By the end of the 1920s, Plaxton was well established as a coachbuilder on a national scale, but this was largely on account of the car business, coaches were playing an increasingly important role but to this point, few Plaxton coaches had been sold outside Yorkshire and the neighbouring counties of Durham and Northumberland.
In 1931, the standards of Plaxton’s work was recognised with the award of second prize in the single deck bus section at the Motor Show held at Olympia, intriguingly the award was not to Plaxton as a company but to F.W.Plaxton himself, a sign that the business was very much still run as an autonomous organization.
Things were changing rapidly, the 1930s were a boom time as demands for transport grew, the railways were being challenged as the most efficient means of transport for the masses as cheaper and more reliable road transport came to the fore. Around 1935, Plaxton appointed it’s first official dealer, Lancashire Motor Traders Ltd in Manchester, who grew a substantial customer base in the North West of England. A similar arrangement followed with the Arlington Motor Company in London, this gave Plaxton coaches their first foray into a territory where the locally built Duple was very much the strongly favoured incumbent. This was to develop into a fierce rivalry between the two concerns in years to come.
Coaches were built on both new and second-hand chassis, the latter generally being older models with bodies life expired or increasingly deemed out of date by the advancing style and technology of the coachbuilders. Large numbers of vehicles were bodied during this period, chassis names which predominated were AEC, ADC, Bedford, Crossley, Dennis Dodge and Leyland amongst others. The business changed it’s name to F.W.Plaxton and Son, reflecting the involvement of Frederick Jnr, universally known as Eric.
Growth resulted in the construction of the new works at Seamer Rd, on the then outskirts of Scarborough in 1936, such was the rate of expansion that an extension was under construction almost as soon as the initial building had been completed. This plant was to remain the company headquarters until 1986.
By the close of the decade, Plaxton had grown to become a recognised name among coach operators, output for the period is uncertain but is suggested as being around 4 or 5 a week, this would have meant an annual figure of around 250 vehicles but this could have been a somewhat conservative estimate.
Darker days lay ahead and with the outbreak of war in 1939, all vehicle production ceased but output remained in the transport field as the joinery skills turned to making countless ammunition cases and transit cases for aero engines and airframe sections. A serious fire broke out at Seamer Rd in 1943, this destroyed most of the records of the company prior to this date, those which survived offer the only indication of the company’s early days.

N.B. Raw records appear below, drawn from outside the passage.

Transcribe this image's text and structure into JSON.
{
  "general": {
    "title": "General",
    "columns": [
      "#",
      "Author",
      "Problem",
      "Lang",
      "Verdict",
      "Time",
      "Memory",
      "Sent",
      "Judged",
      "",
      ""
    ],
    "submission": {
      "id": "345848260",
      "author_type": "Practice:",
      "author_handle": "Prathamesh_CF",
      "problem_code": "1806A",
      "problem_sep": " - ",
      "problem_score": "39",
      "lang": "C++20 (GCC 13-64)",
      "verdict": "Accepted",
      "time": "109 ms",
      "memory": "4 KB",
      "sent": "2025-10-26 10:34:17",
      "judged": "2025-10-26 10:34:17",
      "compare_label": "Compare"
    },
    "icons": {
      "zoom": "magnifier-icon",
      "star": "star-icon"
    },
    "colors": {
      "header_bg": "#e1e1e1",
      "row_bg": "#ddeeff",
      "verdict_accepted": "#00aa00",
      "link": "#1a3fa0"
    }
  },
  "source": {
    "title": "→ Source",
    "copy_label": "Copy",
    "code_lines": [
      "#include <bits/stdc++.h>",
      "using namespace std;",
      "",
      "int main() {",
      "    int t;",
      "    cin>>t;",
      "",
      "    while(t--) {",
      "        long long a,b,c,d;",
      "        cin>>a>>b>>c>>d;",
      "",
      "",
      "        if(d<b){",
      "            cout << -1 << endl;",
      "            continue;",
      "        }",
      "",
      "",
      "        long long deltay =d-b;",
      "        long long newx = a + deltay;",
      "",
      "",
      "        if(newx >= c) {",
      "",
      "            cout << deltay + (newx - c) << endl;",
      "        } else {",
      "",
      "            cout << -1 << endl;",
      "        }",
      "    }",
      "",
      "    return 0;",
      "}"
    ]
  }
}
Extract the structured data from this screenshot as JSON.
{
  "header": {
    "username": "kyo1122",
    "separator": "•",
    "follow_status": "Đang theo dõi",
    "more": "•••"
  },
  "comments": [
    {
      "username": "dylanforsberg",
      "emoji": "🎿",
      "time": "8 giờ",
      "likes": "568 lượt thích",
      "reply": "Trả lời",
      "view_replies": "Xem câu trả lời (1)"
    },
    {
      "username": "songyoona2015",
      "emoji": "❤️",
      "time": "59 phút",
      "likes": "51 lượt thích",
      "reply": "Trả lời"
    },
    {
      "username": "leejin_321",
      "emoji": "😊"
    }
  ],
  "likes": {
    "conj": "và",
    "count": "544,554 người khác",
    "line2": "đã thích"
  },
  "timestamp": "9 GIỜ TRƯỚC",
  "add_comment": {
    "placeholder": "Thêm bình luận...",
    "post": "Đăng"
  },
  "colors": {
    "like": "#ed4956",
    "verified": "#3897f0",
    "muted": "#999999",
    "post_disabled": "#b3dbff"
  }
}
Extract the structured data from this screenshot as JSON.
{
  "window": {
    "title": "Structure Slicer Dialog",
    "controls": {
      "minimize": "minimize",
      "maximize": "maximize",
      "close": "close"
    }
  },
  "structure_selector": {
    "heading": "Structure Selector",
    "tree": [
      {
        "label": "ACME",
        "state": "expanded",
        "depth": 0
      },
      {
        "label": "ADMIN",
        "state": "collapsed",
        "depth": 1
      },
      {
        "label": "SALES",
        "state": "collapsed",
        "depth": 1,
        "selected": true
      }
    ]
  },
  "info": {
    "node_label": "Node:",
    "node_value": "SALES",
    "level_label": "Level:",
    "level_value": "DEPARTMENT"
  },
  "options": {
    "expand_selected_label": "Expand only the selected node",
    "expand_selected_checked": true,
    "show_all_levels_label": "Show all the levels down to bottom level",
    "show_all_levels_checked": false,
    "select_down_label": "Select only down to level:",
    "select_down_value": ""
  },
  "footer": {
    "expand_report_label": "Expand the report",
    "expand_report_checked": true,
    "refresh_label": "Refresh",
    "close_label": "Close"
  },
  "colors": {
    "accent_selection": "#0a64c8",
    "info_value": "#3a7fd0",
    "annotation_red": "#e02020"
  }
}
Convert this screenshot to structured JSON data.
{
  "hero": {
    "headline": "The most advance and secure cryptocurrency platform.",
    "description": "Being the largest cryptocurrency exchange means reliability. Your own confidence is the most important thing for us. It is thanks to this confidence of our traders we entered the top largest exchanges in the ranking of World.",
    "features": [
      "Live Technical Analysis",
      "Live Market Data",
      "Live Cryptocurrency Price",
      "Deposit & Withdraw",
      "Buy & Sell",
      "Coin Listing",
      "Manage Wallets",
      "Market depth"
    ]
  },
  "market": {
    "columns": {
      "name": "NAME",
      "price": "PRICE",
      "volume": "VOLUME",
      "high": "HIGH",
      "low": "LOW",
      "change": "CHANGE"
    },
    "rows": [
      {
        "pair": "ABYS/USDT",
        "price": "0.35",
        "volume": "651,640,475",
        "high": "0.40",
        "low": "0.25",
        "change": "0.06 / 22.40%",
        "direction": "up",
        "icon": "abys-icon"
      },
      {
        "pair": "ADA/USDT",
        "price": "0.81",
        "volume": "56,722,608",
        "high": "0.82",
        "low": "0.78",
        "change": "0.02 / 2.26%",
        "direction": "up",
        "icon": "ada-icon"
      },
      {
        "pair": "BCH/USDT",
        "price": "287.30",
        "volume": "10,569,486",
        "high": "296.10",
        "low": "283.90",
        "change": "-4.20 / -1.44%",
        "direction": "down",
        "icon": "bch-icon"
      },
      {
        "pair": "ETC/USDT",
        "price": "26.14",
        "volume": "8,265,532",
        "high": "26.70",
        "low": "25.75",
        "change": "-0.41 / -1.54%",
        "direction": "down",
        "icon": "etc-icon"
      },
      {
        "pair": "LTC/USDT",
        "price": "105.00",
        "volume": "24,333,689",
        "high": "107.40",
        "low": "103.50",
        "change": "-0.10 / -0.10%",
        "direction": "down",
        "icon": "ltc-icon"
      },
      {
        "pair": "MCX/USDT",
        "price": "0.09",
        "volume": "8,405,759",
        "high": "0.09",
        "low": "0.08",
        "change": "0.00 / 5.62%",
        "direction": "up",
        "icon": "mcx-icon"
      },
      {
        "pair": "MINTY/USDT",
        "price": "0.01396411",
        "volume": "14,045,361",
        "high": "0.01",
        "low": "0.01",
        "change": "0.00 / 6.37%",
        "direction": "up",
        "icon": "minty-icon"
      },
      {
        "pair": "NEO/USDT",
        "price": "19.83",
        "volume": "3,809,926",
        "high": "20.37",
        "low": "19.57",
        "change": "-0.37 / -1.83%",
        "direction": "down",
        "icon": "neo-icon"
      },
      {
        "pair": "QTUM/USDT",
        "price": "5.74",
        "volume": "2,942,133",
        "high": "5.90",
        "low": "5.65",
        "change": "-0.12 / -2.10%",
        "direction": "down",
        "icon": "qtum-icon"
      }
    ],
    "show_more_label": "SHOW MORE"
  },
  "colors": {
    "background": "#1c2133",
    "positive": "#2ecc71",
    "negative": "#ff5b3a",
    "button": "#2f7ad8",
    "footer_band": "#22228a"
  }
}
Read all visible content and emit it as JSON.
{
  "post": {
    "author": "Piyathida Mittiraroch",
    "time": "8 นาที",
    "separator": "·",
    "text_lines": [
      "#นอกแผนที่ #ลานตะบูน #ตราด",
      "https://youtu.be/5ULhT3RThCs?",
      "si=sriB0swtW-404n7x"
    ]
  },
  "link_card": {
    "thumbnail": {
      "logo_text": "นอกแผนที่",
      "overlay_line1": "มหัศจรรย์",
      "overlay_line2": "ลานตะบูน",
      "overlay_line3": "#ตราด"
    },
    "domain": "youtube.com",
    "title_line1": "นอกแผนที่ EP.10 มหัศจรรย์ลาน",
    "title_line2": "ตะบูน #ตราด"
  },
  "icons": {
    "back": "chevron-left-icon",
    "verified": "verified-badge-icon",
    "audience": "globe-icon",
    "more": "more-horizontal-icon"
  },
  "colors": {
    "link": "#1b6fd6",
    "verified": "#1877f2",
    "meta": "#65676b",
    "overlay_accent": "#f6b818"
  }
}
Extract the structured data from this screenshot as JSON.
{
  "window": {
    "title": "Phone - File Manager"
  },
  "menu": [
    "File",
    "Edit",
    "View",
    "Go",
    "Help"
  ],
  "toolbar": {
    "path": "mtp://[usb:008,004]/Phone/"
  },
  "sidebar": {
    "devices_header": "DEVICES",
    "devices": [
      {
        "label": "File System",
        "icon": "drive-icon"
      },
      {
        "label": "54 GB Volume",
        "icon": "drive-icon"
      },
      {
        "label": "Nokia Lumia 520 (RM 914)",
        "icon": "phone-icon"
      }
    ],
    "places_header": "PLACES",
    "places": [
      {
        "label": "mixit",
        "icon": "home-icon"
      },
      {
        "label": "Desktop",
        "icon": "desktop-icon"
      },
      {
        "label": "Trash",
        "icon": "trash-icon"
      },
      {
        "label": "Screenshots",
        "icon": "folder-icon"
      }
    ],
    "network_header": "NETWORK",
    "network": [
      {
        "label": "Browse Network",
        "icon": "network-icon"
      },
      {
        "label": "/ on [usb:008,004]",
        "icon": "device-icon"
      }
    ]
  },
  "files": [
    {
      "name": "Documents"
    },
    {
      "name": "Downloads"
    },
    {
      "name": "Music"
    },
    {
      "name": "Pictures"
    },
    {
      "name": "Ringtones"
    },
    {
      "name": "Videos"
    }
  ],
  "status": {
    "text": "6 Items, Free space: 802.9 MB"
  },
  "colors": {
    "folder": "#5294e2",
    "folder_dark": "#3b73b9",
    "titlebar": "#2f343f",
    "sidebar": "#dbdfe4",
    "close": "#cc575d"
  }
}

The war took it’s toll on the availability of skilled labour but as the company was involved in significant wartime duties, a core of carpentry and joinery skill remained and within a few months of the war being over, production of coaches restarted and Plaxton was back in business again.